::: Available data
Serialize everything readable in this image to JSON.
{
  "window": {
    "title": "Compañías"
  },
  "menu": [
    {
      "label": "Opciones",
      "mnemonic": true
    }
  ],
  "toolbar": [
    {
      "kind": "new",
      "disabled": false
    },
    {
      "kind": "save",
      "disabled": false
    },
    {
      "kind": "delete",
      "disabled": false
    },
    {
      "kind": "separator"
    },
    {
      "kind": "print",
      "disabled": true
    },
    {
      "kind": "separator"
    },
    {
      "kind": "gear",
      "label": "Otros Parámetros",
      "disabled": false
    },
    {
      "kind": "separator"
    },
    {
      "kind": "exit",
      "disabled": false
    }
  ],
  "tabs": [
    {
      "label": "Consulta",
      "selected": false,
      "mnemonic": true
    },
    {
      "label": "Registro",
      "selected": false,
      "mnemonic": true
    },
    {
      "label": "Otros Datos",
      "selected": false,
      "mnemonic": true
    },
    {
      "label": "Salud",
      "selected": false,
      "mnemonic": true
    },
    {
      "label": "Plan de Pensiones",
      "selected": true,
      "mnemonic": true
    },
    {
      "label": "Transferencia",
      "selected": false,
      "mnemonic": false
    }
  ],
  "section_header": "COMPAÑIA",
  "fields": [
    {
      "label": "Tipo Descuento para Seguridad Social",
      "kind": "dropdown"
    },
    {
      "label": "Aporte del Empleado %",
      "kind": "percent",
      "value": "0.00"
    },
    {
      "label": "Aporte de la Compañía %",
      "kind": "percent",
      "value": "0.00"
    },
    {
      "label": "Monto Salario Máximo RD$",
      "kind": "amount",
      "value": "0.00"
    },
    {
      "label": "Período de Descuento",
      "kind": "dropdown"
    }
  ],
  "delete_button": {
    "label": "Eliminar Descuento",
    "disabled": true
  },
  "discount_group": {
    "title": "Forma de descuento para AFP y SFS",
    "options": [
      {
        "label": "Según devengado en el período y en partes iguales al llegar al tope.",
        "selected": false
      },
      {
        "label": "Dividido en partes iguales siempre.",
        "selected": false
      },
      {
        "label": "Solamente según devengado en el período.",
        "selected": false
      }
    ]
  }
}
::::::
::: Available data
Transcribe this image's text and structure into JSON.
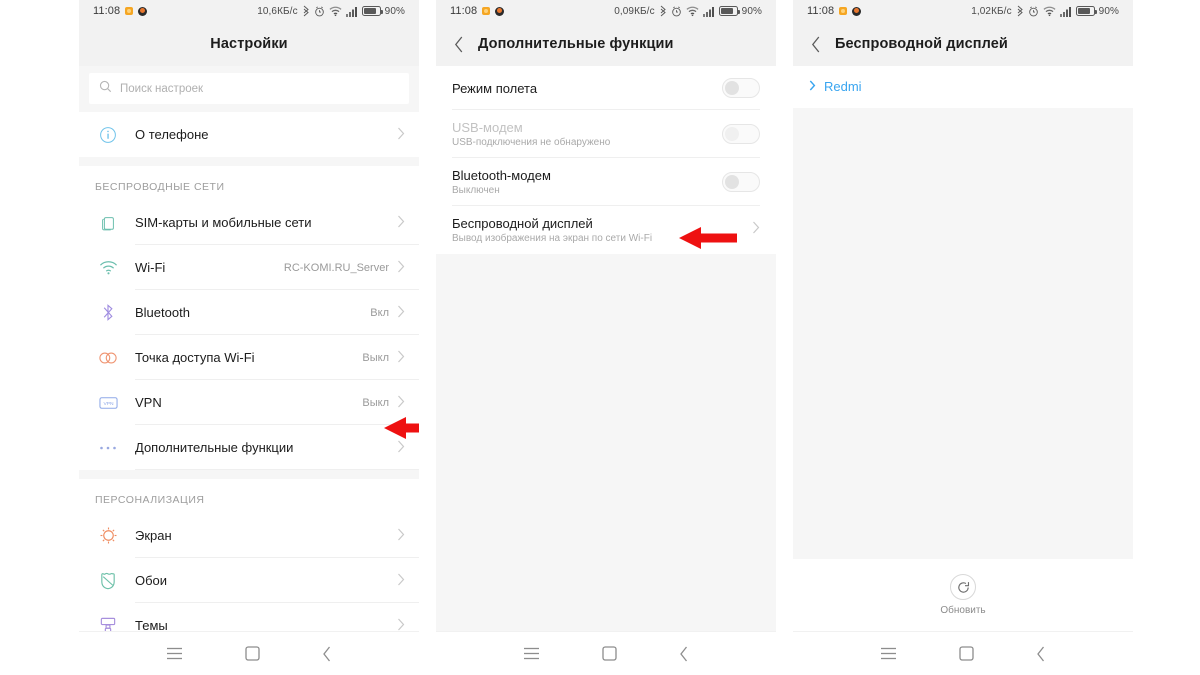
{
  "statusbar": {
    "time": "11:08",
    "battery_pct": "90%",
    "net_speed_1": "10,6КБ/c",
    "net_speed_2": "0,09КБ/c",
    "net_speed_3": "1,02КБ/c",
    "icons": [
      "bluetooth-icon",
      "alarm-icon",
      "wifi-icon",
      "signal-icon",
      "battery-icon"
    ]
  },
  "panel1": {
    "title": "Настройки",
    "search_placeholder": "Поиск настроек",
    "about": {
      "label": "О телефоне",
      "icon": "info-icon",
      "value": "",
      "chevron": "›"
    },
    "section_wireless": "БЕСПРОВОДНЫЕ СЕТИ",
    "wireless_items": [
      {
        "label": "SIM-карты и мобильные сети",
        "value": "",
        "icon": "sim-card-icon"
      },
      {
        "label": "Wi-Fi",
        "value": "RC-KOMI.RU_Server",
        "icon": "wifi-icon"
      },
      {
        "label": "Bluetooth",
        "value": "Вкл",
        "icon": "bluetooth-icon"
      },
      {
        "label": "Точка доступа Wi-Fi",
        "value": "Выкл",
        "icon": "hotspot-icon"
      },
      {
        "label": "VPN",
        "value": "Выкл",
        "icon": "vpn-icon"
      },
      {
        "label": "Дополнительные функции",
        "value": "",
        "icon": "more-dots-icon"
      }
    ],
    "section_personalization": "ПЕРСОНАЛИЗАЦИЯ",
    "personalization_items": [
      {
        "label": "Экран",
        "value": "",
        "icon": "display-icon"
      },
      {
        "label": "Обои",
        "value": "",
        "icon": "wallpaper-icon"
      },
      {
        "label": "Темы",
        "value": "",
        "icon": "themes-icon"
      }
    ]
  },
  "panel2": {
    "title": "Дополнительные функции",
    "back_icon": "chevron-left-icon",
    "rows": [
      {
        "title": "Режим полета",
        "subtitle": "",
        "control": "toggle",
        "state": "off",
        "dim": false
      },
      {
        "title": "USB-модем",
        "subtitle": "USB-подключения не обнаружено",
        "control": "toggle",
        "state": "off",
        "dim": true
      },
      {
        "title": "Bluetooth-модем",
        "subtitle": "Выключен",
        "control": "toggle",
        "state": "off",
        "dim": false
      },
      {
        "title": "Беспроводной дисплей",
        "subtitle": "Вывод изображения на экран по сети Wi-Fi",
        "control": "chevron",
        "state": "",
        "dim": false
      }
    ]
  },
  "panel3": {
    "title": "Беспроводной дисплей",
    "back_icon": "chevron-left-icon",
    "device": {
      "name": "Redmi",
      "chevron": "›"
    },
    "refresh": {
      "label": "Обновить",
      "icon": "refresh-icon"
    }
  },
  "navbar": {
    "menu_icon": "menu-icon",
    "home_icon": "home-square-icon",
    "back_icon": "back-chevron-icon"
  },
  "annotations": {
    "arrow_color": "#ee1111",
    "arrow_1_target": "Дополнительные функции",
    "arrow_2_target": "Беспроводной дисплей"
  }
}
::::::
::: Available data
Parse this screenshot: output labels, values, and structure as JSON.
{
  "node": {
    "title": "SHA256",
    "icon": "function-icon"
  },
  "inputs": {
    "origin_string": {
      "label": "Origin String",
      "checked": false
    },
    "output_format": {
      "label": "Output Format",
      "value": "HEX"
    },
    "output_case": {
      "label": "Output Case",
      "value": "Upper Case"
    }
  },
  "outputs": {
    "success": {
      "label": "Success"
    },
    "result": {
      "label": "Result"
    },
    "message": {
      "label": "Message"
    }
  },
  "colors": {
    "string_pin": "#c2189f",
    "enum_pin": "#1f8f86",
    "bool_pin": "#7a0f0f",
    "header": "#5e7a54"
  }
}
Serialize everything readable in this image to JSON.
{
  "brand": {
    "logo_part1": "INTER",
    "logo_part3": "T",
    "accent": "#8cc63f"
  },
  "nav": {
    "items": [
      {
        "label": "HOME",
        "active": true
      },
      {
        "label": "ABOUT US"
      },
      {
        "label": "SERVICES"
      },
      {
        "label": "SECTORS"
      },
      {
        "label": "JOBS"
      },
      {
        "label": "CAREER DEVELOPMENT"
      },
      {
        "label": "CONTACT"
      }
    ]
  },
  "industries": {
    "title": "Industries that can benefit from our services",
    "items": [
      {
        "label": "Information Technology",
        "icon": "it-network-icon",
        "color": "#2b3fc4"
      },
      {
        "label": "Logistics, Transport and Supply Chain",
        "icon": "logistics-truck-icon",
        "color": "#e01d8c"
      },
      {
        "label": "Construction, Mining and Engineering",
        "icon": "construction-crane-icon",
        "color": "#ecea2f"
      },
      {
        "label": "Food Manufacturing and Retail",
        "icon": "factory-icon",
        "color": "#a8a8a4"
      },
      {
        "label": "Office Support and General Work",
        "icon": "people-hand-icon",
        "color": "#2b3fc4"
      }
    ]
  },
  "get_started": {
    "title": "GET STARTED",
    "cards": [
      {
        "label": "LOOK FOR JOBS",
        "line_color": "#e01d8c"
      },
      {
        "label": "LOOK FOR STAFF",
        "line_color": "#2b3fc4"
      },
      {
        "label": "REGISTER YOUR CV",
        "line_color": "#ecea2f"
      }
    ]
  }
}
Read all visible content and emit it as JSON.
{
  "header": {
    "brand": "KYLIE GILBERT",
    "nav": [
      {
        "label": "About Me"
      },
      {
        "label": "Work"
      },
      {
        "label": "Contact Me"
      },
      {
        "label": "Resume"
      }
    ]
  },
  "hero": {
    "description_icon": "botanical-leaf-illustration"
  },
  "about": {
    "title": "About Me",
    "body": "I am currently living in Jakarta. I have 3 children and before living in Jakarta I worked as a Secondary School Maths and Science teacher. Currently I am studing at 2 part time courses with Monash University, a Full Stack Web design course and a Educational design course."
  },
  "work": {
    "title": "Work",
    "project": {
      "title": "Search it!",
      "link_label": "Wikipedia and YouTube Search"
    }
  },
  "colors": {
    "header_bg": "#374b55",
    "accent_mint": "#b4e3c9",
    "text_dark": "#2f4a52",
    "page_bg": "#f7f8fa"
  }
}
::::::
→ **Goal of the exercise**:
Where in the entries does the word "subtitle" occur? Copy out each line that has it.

→ **Solved exercise**:
        "subtitle": "",
        "subtitle": "USB-подключения не обнаружено",
        "subtitle": "Выключен",
        "subtitle": "Вывод изображения на экран по сети Wi-Fi",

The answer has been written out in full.